I have read this question several times, and fundamentally, it seems to me that there appears some uncertainty about the function of
Tags in the domain. In one place you show:
Tag1: Personal -> develop -> Neo4j
Here this looks as if the
Tag1 contains an ordered list of categories.
Yet in the diagram that immediately follows this description, it looks more like
Tags hold a bag of potentially independent
Since it is fairly straightforward to arrange
Categorys in various ways relative to each other, such as traditional hierarchy (like an org chart), or other kinds of hierarchy, we don't necessarily need
Tags to help with that.
Further, we can assign a
Note to multiple
Categorys, also without using a notion of
So, what is it that you want
Tags to offer? This is a question to ask of the domain; it is not a question of whether using SQL vs. Neo4j graph database vs. RFD triples.
Asking this question of the domain means understanding what users will see; what behaviors/manipulations they expect available. For example, for one, are
Tags really needed/expected? For another, if we add a
Category to a
Tag (or otherwise update a
Tag, do we expect all
Notes sharing that
Tag to be updated? (In other words, do
Tags have some identity, or are they just values?)
Depending on the answers to the question of what
Tags mean in the domain of interest, we can model them in either SQL using table or a graph database using nodes and relationships. It is not at all contrary to graph databases to introduce as many entities and relationships as needed to appropriately model the domain.
An advantage of graph databases is that we can store new relationship types without needing to create new relational tables, and we can search all the relationships without naming relational tables. This means that an existing query may find results in relationships that are newly added, something that wouldn't happen in a relational database, because the query would have to be updated to incorporate the new table. Still, we need to represent different kinds of information using different nodes and relationships; graph databases don't remove the need to have different entity types and different relationship types as required by the domain.
Sometimes, however, a graph database (and like RDF triples) can be limited, and this means introducing somewhat artificial solutions.

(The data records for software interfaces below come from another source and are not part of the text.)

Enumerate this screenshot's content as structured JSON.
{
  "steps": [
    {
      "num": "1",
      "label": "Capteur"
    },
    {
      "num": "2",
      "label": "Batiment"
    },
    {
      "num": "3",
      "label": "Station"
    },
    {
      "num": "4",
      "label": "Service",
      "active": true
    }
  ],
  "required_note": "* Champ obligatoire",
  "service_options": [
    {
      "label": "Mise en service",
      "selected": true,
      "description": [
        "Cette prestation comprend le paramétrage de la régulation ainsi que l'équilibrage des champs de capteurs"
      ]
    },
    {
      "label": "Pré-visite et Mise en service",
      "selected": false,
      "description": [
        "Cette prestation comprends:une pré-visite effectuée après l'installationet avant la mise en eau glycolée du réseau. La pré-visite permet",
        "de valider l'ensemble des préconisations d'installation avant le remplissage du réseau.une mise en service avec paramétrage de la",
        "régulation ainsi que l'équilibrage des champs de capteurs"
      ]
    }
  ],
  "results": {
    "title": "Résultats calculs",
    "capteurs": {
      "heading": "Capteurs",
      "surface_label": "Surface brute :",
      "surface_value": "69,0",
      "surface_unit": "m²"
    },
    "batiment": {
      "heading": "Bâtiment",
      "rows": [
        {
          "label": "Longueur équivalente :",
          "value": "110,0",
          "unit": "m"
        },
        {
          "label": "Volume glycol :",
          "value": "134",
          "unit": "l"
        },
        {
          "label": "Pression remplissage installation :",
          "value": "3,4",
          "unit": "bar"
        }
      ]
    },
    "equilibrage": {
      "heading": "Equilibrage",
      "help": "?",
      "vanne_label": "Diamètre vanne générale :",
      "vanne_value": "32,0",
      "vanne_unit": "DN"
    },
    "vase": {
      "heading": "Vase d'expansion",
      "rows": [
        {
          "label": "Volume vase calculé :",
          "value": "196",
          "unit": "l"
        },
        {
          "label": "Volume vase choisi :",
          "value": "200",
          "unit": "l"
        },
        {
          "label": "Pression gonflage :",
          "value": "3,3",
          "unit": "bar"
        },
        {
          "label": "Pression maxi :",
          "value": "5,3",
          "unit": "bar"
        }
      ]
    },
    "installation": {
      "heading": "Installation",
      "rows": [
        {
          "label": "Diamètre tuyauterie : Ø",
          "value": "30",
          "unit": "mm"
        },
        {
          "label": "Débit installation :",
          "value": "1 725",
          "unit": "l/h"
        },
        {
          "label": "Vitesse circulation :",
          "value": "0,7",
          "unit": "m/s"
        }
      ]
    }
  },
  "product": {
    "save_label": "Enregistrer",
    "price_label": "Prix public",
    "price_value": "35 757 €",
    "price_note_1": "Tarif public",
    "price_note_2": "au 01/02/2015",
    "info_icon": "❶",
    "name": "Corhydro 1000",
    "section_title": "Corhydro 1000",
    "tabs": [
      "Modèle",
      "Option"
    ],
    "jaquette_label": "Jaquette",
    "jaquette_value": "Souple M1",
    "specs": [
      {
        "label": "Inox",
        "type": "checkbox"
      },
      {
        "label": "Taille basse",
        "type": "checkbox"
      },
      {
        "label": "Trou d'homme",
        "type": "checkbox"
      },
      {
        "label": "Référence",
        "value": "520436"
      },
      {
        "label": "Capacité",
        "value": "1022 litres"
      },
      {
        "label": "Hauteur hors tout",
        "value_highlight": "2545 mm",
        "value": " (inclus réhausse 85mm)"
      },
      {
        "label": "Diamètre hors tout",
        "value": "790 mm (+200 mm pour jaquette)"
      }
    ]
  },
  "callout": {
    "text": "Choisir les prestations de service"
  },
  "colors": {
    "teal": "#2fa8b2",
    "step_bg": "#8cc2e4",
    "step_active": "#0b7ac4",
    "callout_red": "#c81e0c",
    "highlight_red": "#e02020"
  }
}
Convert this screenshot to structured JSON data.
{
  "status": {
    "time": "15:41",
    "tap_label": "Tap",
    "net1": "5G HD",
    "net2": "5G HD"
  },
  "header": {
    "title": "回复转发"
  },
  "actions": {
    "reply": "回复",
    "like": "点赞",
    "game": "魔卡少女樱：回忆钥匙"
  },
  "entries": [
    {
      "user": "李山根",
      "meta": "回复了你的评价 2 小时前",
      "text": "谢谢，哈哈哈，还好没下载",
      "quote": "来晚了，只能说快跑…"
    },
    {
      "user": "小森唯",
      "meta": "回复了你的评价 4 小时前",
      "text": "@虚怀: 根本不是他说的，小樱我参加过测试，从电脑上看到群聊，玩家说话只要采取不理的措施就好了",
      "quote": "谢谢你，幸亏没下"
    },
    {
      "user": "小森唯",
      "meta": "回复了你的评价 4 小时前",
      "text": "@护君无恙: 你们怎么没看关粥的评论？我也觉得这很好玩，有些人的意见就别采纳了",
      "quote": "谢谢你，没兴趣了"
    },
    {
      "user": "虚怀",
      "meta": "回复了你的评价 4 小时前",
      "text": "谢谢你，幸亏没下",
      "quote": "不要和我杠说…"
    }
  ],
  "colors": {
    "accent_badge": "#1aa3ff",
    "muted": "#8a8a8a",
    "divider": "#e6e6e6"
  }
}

One example is representing (different) ordered collections of (the same), e.g. Categories. Keeping the various ordered collections separate from each other basically is a great use for ternary relationships, which are not supported in modeling systems that provide only binary relationships.
With Neo4j we might turn to the value attributes putting in an order number into the relationships that collect Categories (e.g. into a
Tag). (If the extra operand of the ternary relationship is a node instead of a value, this won't work in Neo4j.) This (also) won't work in RDF since we can't attribute relationships with values, and instead will have to introduce a whole new triple (binary relationship).
In these situations, somehow we have to shoehorn all relationships into binary relations and this means creating an arguably somewhat unnatural entity to represent extra operands as a single element that can be referred to by a binary relationship. In these cases, there are somewhat arbitrary choices in how to do that, much like how compilers have multiple choices in how to compile high-level source code constructs to assembly language. For example, we can create an entity that represents two of the operands, then target that in a binary relationship. Alternatively, we can use a Davidsonian approach, which is that we create a "statement" entity, and grammatical verbs (relations), such as "Subject of" (not necessarily to be confused with yours), "Object of", the "Patient of". Then we can make multiple individual binary relationships describing the statement as a whole and representing its more complex relationship. An article on Davidsonian representation of complex staterments
This is why I consider modeling systems that don't have higher arity or higher order as more analogous to assembly language, requiring some method of translating more complex naturally occurring relationships. Good for machines to manipulate but not necessarily appropriate for direct human consumption.
Still, most relationships are binary, so a lot of things can be modeled in binary-only relationship systems without these complexities.